Antenna gain generally refers to the maximum gain of the antenna unless the context makes it clear that some specific elevation or azimuth angle is being considered.
For a directional antenna such as a yagi, the forward gain is therefore the maximum gain of the antenna unless otherwise qualified. The gain in the azimuth direction 180 degrees opposite of the maximum forward gain (and generally at the same elevation) is the rearward (back) gain of the antenna.
If the forward and rearward gain is expressed in dB (e.g. dBi or dBd), then the front to back ratio is the forward gain minus the rearward gain. The result is then expressed in dB. For example, if the forward gain is 10 dBi and the rearward gain is -3 dBi, then the front to back ratio is 13 dB.
From a practical perspective, you can measure the front to back ratio if you have a remote signal that you can monitor while propagation is constant. Turn the antenna to find the maximum signal strength of the remote signal and note the signal strength in dB form. Turn the antenna 180 degrees from that direction and again note the signal strength in dB form. Subtract the forward dB value from the reverse dB value to compute the front to back ratio.

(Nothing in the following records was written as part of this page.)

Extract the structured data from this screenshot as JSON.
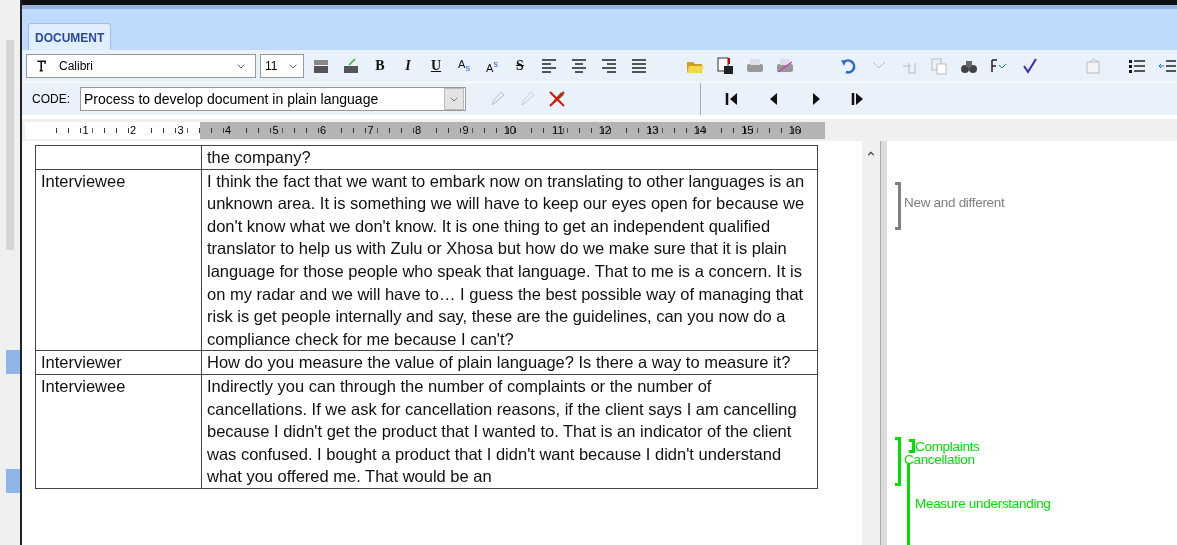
{
  "tab": {
    "label": "DOCUMENT",
    "selected": true
  },
  "format_bar": {
    "font": "Calibri",
    "size": "11",
    "buttons": [
      {
        "kind": "bold",
        "label": "B"
      },
      {
        "kind": "italic",
        "label": "I"
      },
      {
        "kind": "underline",
        "label": "U"
      },
      {
        "kind": "plain",
        "label": "A$_{s}$"
      },
      {
        "kind": "plain",
        "label": "A$^{s}$"
      },
      {
        "kind": "strike",
        "label": "S"
      }
    ]
  },
  "code_bar": {
    "label": "CODE:",
    "value": "Process to develop document in plain language"
  },
  "ruler": {
    "marks": [
      "1",
      "2",
      "3",
      "4",
      "5",
      "6",
      "7",
      "8",
      "9",
      "10",
      "11",
      "12",
      "13",
      "14",
      "15",
      "16"
    ]
  },
  "table": {
    "rows": [
      {
        "text": "the company?"
      },
      {
        "speaker": "Interviewee",
        "text": "I think the fact that we want to embark now on translating to other languages is an unknown area. It is something we will have to keep our eyes open for because we don't know what we don't know. It is one thing to get an independent qualified translator to help us with Zulu or Xhosa but how do we make sure that it is plain language for those people who speak that language. That to me is a concern. It is on my radar and we will have to… I guess the best possible way of managing that risk is get people internally and say, these are the guidelines, can you now do a compliance check for me because I can't?"
      },
      {
        "speaker": "Interviewer",
        "text": "How do you measure the value of plain language? Is there a way to measure it?"
      },
      {
        "speaker": "Interviewee",
        "text": "Indirectly you can through the number of complaints or the number of cancellations. If we ask for cancellation reasons, if the client says I am cancelling because I didn't get the product that I wanted to. That is an indicator of the client was confused. I bought a product that I didn't want because I didn't understand what you offered me. That would be an"
      }
    ]
  },
  "codes": [
    {
      "label": "New and different",
      "color": "#808080"
    },
    {
      "label": "Complaints",
      "color": "#00e000"
    },
    {
      "label": "Cancellation",
      "color": "#00e000"
    },
    {
      "label": "Measure understanding",
      "color": "#00e000"
    }
  ]
}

If you only have an s-meter available to make comparative measurements, each s-unit is generally 6 dB so you can approximate the front to back ratio by making the appropriate measurements and conversions and then subtracting the two values as described above.